RECORDS SHOWN START

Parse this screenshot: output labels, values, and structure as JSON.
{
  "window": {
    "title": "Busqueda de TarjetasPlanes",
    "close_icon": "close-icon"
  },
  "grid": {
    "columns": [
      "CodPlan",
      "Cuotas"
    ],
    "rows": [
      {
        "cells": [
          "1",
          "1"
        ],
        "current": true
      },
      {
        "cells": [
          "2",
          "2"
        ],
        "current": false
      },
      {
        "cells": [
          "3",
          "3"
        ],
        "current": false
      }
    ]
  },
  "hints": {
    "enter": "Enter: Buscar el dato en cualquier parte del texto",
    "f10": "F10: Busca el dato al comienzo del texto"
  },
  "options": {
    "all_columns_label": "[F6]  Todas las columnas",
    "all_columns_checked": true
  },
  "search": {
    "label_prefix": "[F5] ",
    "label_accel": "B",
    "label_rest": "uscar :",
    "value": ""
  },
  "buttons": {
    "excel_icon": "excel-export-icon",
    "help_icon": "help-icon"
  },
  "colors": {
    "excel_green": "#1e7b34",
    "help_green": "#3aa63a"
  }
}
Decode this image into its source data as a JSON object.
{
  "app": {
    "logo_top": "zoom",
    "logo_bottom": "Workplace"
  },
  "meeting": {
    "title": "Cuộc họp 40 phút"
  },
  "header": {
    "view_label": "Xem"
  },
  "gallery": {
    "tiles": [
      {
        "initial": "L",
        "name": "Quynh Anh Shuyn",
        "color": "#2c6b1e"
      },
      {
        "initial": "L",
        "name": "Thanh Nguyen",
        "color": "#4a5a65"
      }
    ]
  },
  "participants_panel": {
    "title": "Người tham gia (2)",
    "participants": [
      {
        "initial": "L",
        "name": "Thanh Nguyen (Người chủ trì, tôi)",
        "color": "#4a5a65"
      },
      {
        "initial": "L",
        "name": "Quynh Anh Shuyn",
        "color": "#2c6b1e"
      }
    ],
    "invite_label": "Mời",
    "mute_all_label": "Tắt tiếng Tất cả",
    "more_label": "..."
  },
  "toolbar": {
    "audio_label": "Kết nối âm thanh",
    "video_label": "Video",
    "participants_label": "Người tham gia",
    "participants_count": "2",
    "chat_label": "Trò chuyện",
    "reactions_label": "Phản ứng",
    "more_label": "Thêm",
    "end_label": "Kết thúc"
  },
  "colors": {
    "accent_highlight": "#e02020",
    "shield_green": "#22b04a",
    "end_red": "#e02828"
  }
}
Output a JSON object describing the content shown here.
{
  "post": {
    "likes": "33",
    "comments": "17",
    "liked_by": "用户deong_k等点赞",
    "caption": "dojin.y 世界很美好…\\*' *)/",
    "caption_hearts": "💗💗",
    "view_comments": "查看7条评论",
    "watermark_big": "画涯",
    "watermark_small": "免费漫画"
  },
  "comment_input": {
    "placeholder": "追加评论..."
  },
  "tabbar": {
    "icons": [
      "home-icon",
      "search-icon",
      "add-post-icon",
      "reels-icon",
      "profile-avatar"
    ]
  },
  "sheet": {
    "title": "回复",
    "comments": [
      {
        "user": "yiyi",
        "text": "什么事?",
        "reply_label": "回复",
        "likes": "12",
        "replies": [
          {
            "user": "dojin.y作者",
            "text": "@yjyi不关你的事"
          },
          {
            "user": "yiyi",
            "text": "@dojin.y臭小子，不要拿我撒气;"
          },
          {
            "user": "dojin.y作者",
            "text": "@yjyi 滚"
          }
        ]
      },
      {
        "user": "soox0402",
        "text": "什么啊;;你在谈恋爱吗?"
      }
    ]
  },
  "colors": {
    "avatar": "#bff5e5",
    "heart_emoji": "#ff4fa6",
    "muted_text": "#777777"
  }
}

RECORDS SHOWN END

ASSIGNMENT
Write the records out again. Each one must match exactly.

TASK ANSWER
Parse this screenshot: output labels, values, and structure as JSON.
{
  "window": {
    "title": "Busqueda de TarjetasPlanes",
    "close_icon": "close-icon"
  },
  "grid": {
    "columns": [
      "CodPlan",
      "Cuotas"
    ],
    "rows": [
      {
        "cells": [
          "1",
          "1"
        ],
        "current": true
      },
      {
        "cells": [
          "2",
          "2"
        ],
        "current": false
      },
      {
        "cells": [
          "3",
          "3"
        ],
        "current": false
      }
    ]
  },
  "hints": {
    "enter": "Enter: Buscar el dato en cualquier parte del texto",
    "f10": "F10: Busca el dato al comienzo del texto"
  },
  "options": {
    "all_columns_label": "[F6]  Todas las columnas",
    "all_columns_checked": true
  },
  "search": {
    "label_prefix": "[F5] ",
    "label_accel": "B",
    "label_rest": "uscar :",
    "value": ""
  },
  "buttons": {
    "excel_icon": "excel-export-icon",
    "help_icon": "help-icon"
  },
  "colors": {
    "excel_green": "#1e7b34",
    "help_green": "#3aa63a"
  }
}
Decode this image into its source data as a JSON object.
{
  "app": {
    "logo_top": "zoom",
    "logo_bottom": "Workplace"
  },
  "meeting": {
    "title": "Cuộc họp 40 phút"
  },
  "header": {
    "view_label": "Xem"
  },
  "gallery": {
    "tiles": [
      {
        "initial": "L",
        "name": "Quynh Anh Shuyn",
        "color": "#2c6b1e"
      },
      {
        "initial": "L",
        "name": "Thanh Nguyen",
        "color": "#4a5a65"
      }
    ]
  },
  "participants_panel": {
    "title": "Người tham gia (2)",
    "participants": [
      {
        "initial": "L",
        "name": "Thanh Nguyen (Người chủ trì, tôi)",
        "color": "#4a5a65"
      },
      {
        "initial": "L",
        "name": "Quynh Anh Shuyn",
        "color": "#2c6b1e"
      }
    ],
    "invite_label": "Mời",
    "mute_all_label": "Tắt tiếng Tất cả",
    "more_label": "..."
  },
  "toolbar": {
    "audio_label": "Kết nối âm thanh",
    "video_label": "Video",
    "participants_label": "Người tham gia",
    "participants_count": "2",
    "chat_label": "Trò chuyện",
    "reactions_label": "Phản ứng",
    "more_label": "Thêm",
    "end_label": "Kết thúc"
  },
  "colors": {
    "accent_highlight": "#e02020",
    "shield_green": "#22b04a",
    "end_red": "#e02828"
  }
}
Output a JSON object describing the content shown here.
{
  "post": {
    "likes": "33",
    "comments": "17",
    "liked_by": "用户deong_k等点赞",
    "caption": "dojin.y 世界很美好…\\*' *)/",
    "caption_hearts": "💗💗",
    "view_comments": "查看7条评论",
    "watermark_big": "画涯",
    "watermark_small": "免费漫画"
  },
  "comment_input": {
    "placeholder": "追加评论..."
  },
  "tabbar": {
    "icons": [
      "home-icon",
      "search-icon",
      "add-post-icon",
      "reels-icon",
      "profile-avatar"
    ]
  },
  "sheet": {
    "title": "回复",
    "comments": [
      {
        "user": "yiyi",
        "text": "什么事?",
        "reply_label": "回复",
        "likes": "12",
        "replies": [
          {
            "user": "dojin.y作者",
            "text": "@yjyi不关你的事"
          },
          {
            "user": "yiyi",
            "text": "@dojin.y臭小子，不要拿我撒气;"
          },
          {
            "user": "dojin.y作者",
            "text": "@yjyi 滚"
          }
        ]
      },
      {
        "user": "soox0402",
        "text": "什么啊;;你在谈恋爱吗?"
      }
    ]
  },
  "colors": {
    "avatar": "#bff5e5",
    "heart_emoji": "#ff4fa6",
    "muted_text": "#777777"
  }
}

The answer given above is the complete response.